Data Visionaries at Hannover Medical School (MHH) use data to:
- Support human experience with AI insights
- Minimize diagnostic errors for better results
- Streamline diagnosis to be much faster and less costly
- Improve patients’ quality of life
What may be a simple cough today can become a chronic lung disease over time. In fact, at least 250 million people suffer already from Chronic Obstructive Pulmonary Disease or COPD. It affects every breath and causes 400,000 deaths per year in the United States alone. And the number will only continue to grow around the globe.
Currently, the destructive effects of COPD are irreversible. Early detection and constant monitoring are vital for treatment and have been proven to slow the progression of the disease. Dr. Hinrich Winther, resident, Institute for Diagnostic and Interventional Radiology, MHH, is at the forefront of COPD research, working to simplify and accelerate COPD diagnostic processes using the power of AI.
“We have novel imaging techniques for improved detection and monitoring in COPD patients,” said Prof. Dr. med. Jens Vogel-Claussen, senior radiologist, Institute for Diagnostic and Interventional Radiology, MHH. “However, the time-consuming manual segmentation of the lungs is a real bottleneck and cost factor in the diagnostic process.” Segmentation is used to mark and quantify a lung’s perfusion and indicates the severity of COPD. Historically, it took a day to evaluate a single case from beginning to end. It also required highly skilled medical doctors to manually turn image data into clinically relevant information.

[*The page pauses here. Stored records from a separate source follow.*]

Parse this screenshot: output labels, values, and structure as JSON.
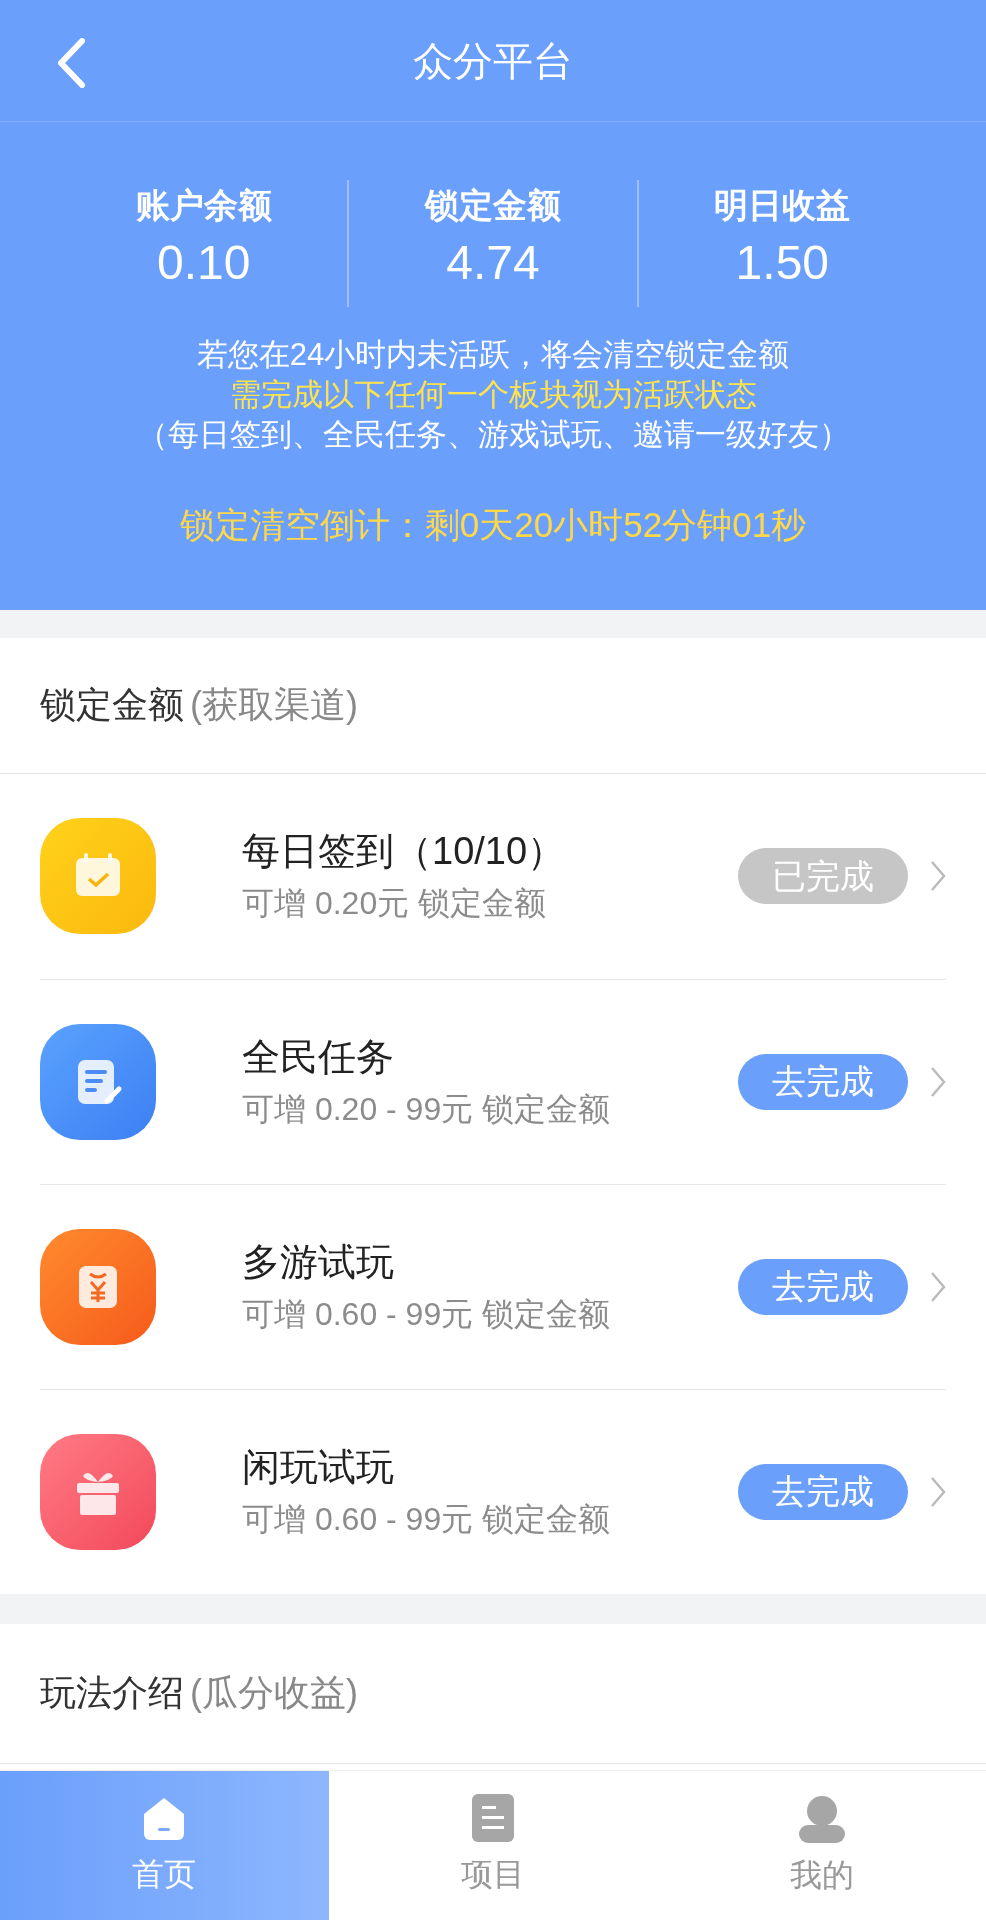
{
  "header": {
    "title": "众分平台"
  },
  "stats": [
    {
      "label": "账户余额",
      "value": "0.10"
    },
    {
      "label": "锁定金额",
      "value": "4.74"
    },
    {
      "label": "明日收益",
      "value": "1.50"
    }
  ],
  "notice": [
    {
      "text": "若您在24小时内未活跃，将会清空锁定金额",
      "highlight": false
    },
    {
      "text": "需完成以下任何一个板块视为活跃状态",
      "highlight": true
    },
    {
      "text": "（每日签到、全民任务、游戏试玩、邀请一级好友）",
      "highlight": false
    }
  ],
  "countdown": "锁定清空倒计：剩0天20小时52分钟01秒",
  "channels": {
    "title": "锁定金额",
    "subtitle": "(获取渠道)",
    "items": [
      {
        "kind": "calendar",
        "name": "每日签到（10/10）",
        "reward": "可增 0.20元 锁定金额",
        "button": "已完成",
        "done": true
      },
      {
        "kind": "document",
        "name": "全民任务",
        "reward": "可增 0.20 - 99元 锁定金额",
        "button": "去完成",
        "done": false
      },
      {
        "kind": "wallet",
        "name": "多游试玩",
        "reward": "可增 0.60 - 99元 锁定金额",
        "button": "去完成",
        "done": false
      },
      {
        "kind": "gift",
        "name": "闲玩试玩",
        "reward": "可增 0.60 - 99元 锁定金额",
        "button": "去完成",
        "done": false
      }
    ]
  },
  "intro": {
    "title": "玩法介绍",
    "subtitle": "(瓜分收益)"
  },
  "tabbar": [
    {
      "kind": "home",
      "label": "首页",
      "selected": true
    },
    {
      "kind": "list",
      "label": "项目",
      "selected": false
    },
    {
      "kind": "user",
      "label": "我的",
      "selected": false
    }
  ]
}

Building a data-driven pipeline for better prognosis and faster diagnostics
A data infrastructure that can handle massive data sets helped Dr. Winther apply an AI model to automate the segmentation and cut hours to minutes.
“NetApp was immensely valuable in providing performance and reliability to gain sustained flows of data. It perfectly matches our compute power and, thus, allows us to improve the image quality, accelerate the data pipeline, and run five times more data in the same time,” said Dr. Winther.
Matching human experience with machine findings
The algorithm also proved to work well with organs that are less rigid in shape—like lungs, which change their form with every breath. The results have been highly promising. The medical findings from the automated process are nearly identical to the manual evaluation.
“Because of NetApp technology, we can now objectively quantify in roughly five minutes which part of a lung has diminished blood circulation and is damaged,” said Dr. Winther. “Using AI can help more patients with faster diagnostics and can improve their quality of life.”
The method has the potential to reduce time-consuming manual tasks, minimize human error, and bring down costs. Furthermore, it has the ability to scale case handling.
Data does not only drive detection, diagnosis, and treatment. Data can definitely help to improve the quality and efficacy of global healthcare while providing access to more people than ever.
Hannover Medical School focuses on medical education, research, and patient care. Its hospital is classified for maximum care. The German university teaches medicine, dentistry, biochemistry, biomedicine, midwifery, and health sciences. Its main research addresses transplantation and stem cell/regenerative medicine, infection and immunology, biomedical engineering, and implants.< Back to Data Visionary Home